Alimony modifications can be complex, but certain factors can arise that may result in a favorable court decision for your case. Understanding alimony laws in Florida requires a highly experienced family attorney who regularly deals with alimony- especially with the recently signed new bill that eliminated permanent alimony in Florida.
Can alimony payments be adjusted?
Most of the time yes, alimony payments can be adjusted as long as a case can be made for a modification. The modification can either terminate, increase, or decrease the alimony paid to your ex-spouse.
Florida divorce law §61.14 states that alimony payments may be modified if either party can prove a substantial change in circumstances since the entry of the Final Judgment
What factors may be considered “substantial” in an alimony modification case?
- If the recipient ex-spouse remarries or is in a supportive relationship. This may include a situation where the alimony recipient is co-habiting with a new partner.
- If there’s a substantial and permanent change to the payor or recipient’s income.
- If the payor retires.
- If a substantial inheritance is received by the recipient.
- If either spouse passes away.
- If a medical emergency arises that results in long-term health issues for the payee.
This list represents just a few of the various conditions that may result in an alimony modification. For more information unique to your case, please schedule a consultation with Attorney Sara Singer.
What can I do if my ex-spouse stops making alimony payments?
If your ex-spouse stops making alimony payments, you may end up in a challenging financial position. However, there are legal options you can pursue with the help of an experienced family law attorney.
One of the most common courses of action will be to have your attorney file for a motion for contempt with the court. Failure of your ex-spouse to make alimony payments following a contempt action can result in various consequences, including wage garnishment, fines, or even jail time in extreme cases.
Do I still have to pay alimony if my ex-spouse remarries?
In Florida, alimony payments generally terminate if the recipient spouse remarries but it may not be automatic.
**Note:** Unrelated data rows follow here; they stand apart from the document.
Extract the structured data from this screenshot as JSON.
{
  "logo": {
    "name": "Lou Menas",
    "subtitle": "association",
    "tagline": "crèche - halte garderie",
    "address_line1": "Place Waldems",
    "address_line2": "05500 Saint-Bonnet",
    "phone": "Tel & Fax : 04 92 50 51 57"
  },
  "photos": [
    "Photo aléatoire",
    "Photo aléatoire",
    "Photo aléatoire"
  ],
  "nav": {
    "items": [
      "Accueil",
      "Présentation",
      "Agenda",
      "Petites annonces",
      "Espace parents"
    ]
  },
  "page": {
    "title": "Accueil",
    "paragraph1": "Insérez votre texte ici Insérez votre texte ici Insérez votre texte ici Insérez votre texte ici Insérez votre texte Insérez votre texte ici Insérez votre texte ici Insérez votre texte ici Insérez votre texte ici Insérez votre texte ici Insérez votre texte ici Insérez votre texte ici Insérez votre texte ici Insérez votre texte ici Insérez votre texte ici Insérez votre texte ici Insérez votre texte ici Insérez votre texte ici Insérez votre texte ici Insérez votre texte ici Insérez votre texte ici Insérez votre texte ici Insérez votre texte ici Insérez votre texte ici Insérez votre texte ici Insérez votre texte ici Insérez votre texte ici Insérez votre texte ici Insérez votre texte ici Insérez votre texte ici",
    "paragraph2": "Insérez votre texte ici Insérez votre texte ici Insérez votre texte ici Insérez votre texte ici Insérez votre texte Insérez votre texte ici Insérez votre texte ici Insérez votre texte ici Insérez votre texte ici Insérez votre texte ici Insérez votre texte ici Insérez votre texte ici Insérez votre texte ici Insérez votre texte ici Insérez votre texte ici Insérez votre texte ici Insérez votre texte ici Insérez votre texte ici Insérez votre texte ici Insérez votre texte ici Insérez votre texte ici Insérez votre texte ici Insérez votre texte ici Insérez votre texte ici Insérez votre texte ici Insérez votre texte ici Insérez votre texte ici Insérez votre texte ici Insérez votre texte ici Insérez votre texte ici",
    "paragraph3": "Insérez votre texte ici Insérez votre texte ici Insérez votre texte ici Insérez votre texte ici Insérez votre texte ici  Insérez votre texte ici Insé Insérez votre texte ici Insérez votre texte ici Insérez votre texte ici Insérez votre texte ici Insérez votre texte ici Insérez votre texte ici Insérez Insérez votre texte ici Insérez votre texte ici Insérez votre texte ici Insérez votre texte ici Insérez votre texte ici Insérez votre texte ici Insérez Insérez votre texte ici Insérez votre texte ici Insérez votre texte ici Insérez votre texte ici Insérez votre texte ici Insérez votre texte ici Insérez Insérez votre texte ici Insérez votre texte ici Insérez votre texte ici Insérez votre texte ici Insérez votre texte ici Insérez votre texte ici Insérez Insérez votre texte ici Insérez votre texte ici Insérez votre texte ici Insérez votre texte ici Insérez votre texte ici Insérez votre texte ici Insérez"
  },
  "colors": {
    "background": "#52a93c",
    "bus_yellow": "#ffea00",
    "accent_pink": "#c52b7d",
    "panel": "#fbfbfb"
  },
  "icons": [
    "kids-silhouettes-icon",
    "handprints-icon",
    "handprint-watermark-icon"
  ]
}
Like with any legal case, exceptions may exist, which is why working with an experienced alimony lawyer is critical to ensure your interests are fought for.
If your ex-spouse remarries and you believe it should impact your alimony obligation, speaking with Attorney Sara Singer is the next step to understanding your specific situation.